### Task directions
Wherever the string "gmail" appears in the listing, copy that line.

### Data supplied
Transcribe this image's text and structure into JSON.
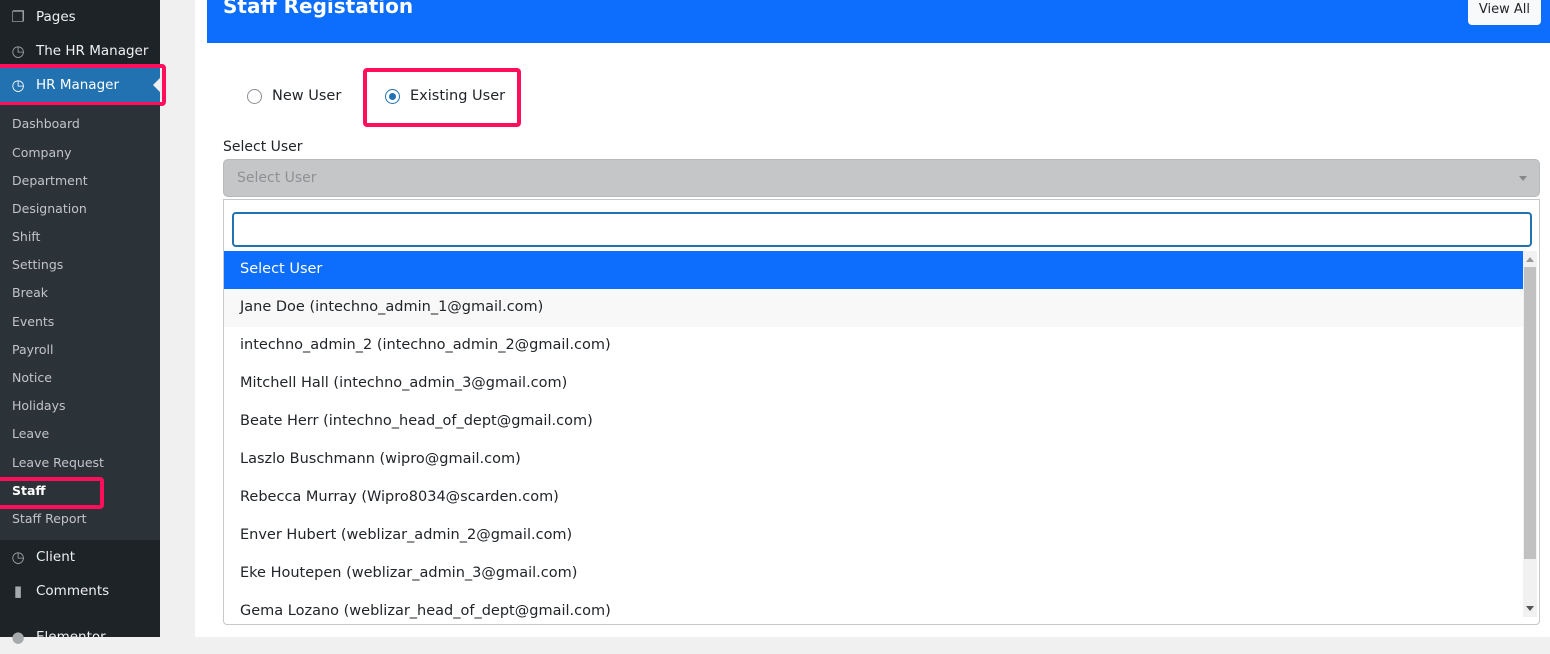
{
  "sidebar": {
    "top": [
      {
        "label": "Pages",
        "icon": "pages-icon"
      },
      {
        "label": "The HR Manager",
        "icon": "clock-icon"
      },
      {
        "label": "HR Manager",
        "icon": "clock-icon"
      }
    ],
    "submenu": [
      "Dashboard",
      "Company",
      "Department",
      "Designation",
      "Shift",
      "Settings",
      "Break",
      "Events",
      "Payroll",
      "Notice",
      "Holidays",
      "Leave",
      "Leave Request",
      "Staff",
      "Staff Report"
    ],
    "bottom": [
      {
        "label": "Client",
        "icon": "clock-icon"
      },
      {
        "label": "Comments",
        "icon": "comment-icon"
      },
      {
        "label": "Elementor",
        "icon": "elementor-icon"
      }
    ]
  },
  "header": {
    "title": "Staff Registation",
    "view_all": "View All"
  },
  "radios": {
    "new_user": "New User",
    "existing_user": "Existing User",
    "selected": "existing_user"
  },
  "select": {
    "label": "Select User",
    "placeholder": "Select User"
  },
  "dropdown": {
    "search_value": "",
    "options": [
      "Select User",
      "Jane Doe (intechno_admin_1@gmail.com)",
      "intechno_admin_2 (intechno_admin_2@gmail.com)",
      "Mitchell Hall (intechno_admin_3@gmail.com)",
      "Beate Herr (intechno_head_of_dept@gmail.com)",
      "Laszlo Buschmann (wipro@gmail.com)",
      "Rebecca Murray (Wipro8034@scarden.com)",
      "Enver Hubert (weblizar_admin_2@gmail.com)",
      "Eke Houtepen (weblizar_admin_3@gmail.com)",
      "Gema Lozano (weblizar_head_of_dept@gmail.com)"
    ]
  },
  "colors": {
    "accent": "#0d6efd",
    "highlight": "#ff0f5b",
    "wp_blue": "#2271b1"
  }
}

### Exercise output
      "Jane Doe (intechno_admin_1@gmail.com)",
      "intechno_admin_2 (intechno_admin_2@gmail.com)",
      "Mitchell Hall (intechno_admin_3@gmail.com)",
      "Beate Herr (intechno_head_of_dept@gmail.com)",
      "Laszlo Buschmann (wipro@gmail.com)",
      "Enver Hubert (weblizar_admin_2@gmail.com)",
      "Eke Houtepen (weblizar_admin_3@gmail.com)",
      "Gema Lozano (weblizar_head_of_dept@gmail.com)"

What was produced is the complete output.